━━━━━ Information supplied ━━━━━
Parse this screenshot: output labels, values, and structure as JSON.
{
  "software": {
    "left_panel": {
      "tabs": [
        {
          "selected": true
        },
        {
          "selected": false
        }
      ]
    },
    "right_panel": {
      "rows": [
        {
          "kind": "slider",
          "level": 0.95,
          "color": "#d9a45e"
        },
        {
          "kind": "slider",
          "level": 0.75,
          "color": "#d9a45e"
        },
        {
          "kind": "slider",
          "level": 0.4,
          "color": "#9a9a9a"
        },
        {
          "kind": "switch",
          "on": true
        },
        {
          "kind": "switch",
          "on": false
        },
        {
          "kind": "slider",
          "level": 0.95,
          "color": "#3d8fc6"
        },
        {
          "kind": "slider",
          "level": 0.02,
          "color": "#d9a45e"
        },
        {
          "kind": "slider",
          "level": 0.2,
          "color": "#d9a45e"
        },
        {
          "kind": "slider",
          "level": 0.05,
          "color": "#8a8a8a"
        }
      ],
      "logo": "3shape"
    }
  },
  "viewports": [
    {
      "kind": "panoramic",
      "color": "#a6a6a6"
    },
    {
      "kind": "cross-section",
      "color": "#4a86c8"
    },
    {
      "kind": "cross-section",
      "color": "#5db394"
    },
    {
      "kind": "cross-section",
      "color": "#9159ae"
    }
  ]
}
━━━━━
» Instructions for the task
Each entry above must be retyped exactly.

» Task solution
Parse this screenshot: output labels, values, and structure as JSON.
{
  "software": {
    "left_panel": {
      "tabs": [
        {
          "selected": true
        },
        {
          "selected": false
        }
      ]
    },
    "right_panel": {
      "rows": [
        {
          "kind": "slider",
          "level": 0.95,
          "color": "#d9a45e"
        },
        {
          "kind": "slider",
          "level": 0.75,
          "color": "#d9a45e"
        },
        {
          "kind": "slider",
          "level": 0.4,
          "color": "#9a9a9a"
        },
        {
          "kind": "switch",
          "on": true
        },
        {
          "kind": "switch",
          "on": false
        },
        {
          "kind": "slider",
          "level": 0.95,
          "color": "#3d8fc6"
        },
        {
          "kind": "slider",
          "level": 0.02,
          "color": "#d9a45e"
        },
        {
          "kind": "slider",
          "level": 0.2,
          "color": "#d9a45e"
        },
        {
          "kind": "slider",
          "level": 0.05,
          "color": "#8a8a8a"
        }
      ],
      "logo": "3shape"
    }
  },
  "viewports": [
    {
      "kind": "panoramic",
      "color": "#a6a6a6"
    },
    {
      "kind": "cross-section",
      "color": "#4a86c8"
    },
    {
      "kind": "cross-section",
      "color": "#5db394"
    },
    {
      "kind": "cross-section",
      "color": "#9159ae"
    }
  ]
}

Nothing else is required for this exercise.